What is being asked
Only a number is expected: how many lines in the data below contain the word "session".
(Records provided begins)
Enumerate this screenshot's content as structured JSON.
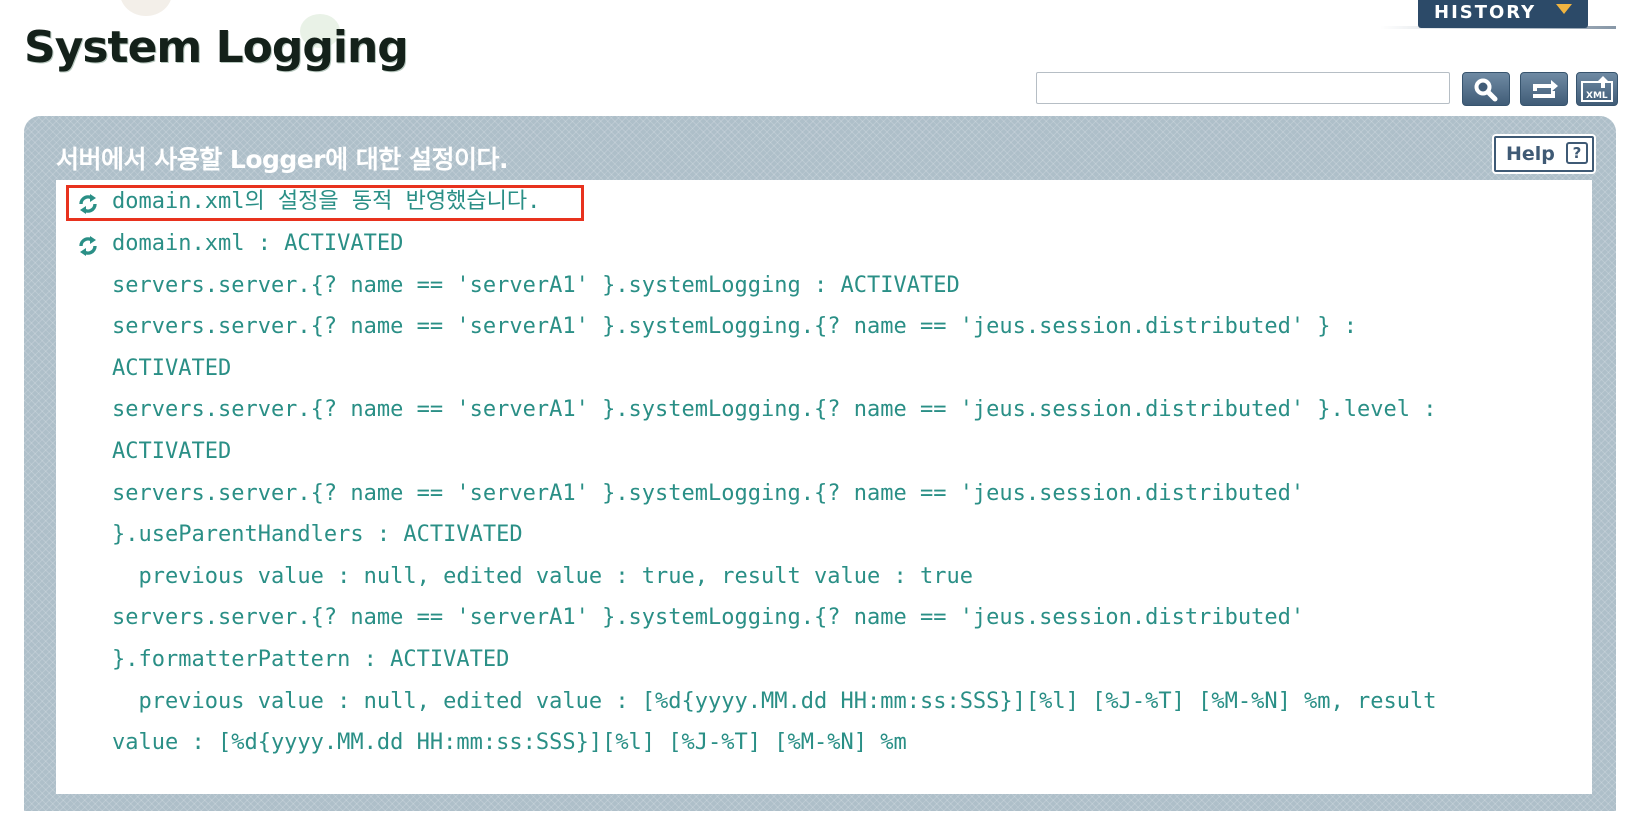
{
  "page_title": "System Logging",
  "history_tab": {
    "label": "HISTORY",
    "arrow_color": "#f0b440"
  },
  "search": {
    "value": "",
    "placeholder": ""
  },
  "toolbar": {
    "search_icon": "magnifier-icon",
    "refresh_icon": "refresh-icon",
    "xml_icon": "xml-export-icon",
    "xml_label": "XML"
  },
  "panel": {
    "description": "서버에서 사용할 Logger에 대한 설정이다.",
    "help_label": "Help",
    "help_icon_text": "?"
  },
  "messages": {
    "applied": "domain.xml의 설정을 동적 반영했습니다.",
    "lines": [
      "domain.xml : ACTIVATED",
      "servers.server.{? name == 'serverA1' }.systemLogging : ACTIVATED",
      "servers.server.{? name == 'serverA1' }.systemLogging.{? name == 'jeus.session.distributed' } :",
      "ACTIVATED",
      "servers.server.{? name == 'serverA1' }.systemLogging.{? name == 'jeus.session.distributed' }.level :",
      "ACTIVATED",
      "servers.server.{? name == 'serverA1' }.systemLogging.{? name == 'jeus.session.distributed'",
      "}.useParentHandlers : ACTIVATED",
      "  previous value : null, edited value : true, result value : true",
      "servers.server.{? name == 'serverA1' }.systemLogging.{? name == 'jeus.session.distributed'",
      "}.formatterPattern : ACTIVATED",
      "  previous value : null, edited value : [%d{yyyy.MM.dd HH:mm:ss:SSS}][%l] [%J-%T] [%M-%N] %m, result",
      "value : [%d{yyyy.MM.dd HH:mm:ss:SSS}][%l] [%J-%T] [%M-%N] %m"
    ]
  },
  "colors": {
    "message_text": "#2a8f86",
    "highlight_border": "#e8321e",
    "panel_bg": "#aebfc9",
    "button_bg": "#405c77"
  }
}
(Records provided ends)
Output below
4